Take a look at NOAA’s HPC 3 day precipitation forecast over the Northeast. Some locations could pick up an additional 6″ to 7″ of precipitation or more, which is cause for concern in terms of significant inland flooding. It’s also interesting to note that some of this extreme precipitation will be falling in the form of snow across the higher elevations of the Appalachians.
Active Flood Headlines
These are all of the active flood headlines across the area as Sandy spreads moisture inland through the next few days. Check your local NWS forecast office for a more specific update on localized hazards due to the extreme rainfall expected.
Active Winter Weather Headlines
These are the winter weather headlines that the National Weather Service has issued for the higher elevations of the Appalachians. Significant snow and high winds could create blizzard like conditions for areas shaded in red.
Latest forecasts for snow looks extreme by all measures! There will be 1ft. to 2ft. amounts, but I won’t be surprised to hear reports of 3ft. or more!

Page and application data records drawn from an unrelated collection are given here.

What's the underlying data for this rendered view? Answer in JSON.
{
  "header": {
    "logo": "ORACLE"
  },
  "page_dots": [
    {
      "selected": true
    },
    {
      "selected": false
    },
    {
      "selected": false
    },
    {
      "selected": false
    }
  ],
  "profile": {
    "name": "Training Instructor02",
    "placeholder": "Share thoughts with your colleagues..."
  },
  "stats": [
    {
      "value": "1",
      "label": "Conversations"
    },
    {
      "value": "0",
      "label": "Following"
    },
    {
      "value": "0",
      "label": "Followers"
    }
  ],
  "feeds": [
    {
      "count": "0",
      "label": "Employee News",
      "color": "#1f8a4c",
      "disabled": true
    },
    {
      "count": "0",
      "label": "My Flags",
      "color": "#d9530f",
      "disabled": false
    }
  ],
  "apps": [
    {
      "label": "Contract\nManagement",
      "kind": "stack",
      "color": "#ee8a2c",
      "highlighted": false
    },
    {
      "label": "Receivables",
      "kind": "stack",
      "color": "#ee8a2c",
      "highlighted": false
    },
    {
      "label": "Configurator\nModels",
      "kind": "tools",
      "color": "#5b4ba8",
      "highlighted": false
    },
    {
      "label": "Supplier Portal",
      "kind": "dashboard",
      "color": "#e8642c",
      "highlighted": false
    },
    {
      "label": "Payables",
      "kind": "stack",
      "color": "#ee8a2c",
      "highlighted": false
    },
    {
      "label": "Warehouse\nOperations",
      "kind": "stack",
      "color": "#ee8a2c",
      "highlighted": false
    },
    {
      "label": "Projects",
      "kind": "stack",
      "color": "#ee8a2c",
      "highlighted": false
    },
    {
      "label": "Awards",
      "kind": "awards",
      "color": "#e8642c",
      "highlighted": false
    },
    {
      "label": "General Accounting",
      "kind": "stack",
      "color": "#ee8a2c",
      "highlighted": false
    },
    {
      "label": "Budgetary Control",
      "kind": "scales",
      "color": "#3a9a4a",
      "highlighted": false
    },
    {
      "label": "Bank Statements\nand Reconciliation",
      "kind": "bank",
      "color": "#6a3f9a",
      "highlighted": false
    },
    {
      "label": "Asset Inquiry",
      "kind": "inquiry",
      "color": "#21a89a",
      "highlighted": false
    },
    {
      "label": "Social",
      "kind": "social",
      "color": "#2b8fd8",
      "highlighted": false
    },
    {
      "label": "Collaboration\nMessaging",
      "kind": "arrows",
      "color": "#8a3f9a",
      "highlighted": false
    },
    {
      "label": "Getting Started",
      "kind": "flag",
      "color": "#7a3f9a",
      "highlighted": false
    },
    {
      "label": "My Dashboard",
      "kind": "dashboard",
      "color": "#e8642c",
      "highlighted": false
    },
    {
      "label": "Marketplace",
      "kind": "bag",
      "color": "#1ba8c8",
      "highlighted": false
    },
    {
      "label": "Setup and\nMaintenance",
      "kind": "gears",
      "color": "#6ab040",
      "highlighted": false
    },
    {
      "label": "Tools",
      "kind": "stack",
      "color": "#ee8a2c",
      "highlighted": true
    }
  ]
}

Thanks for checking in on this Monday, have a great rest of your week!
Don’t forget to follow me on Twitter @TNelsonWNTV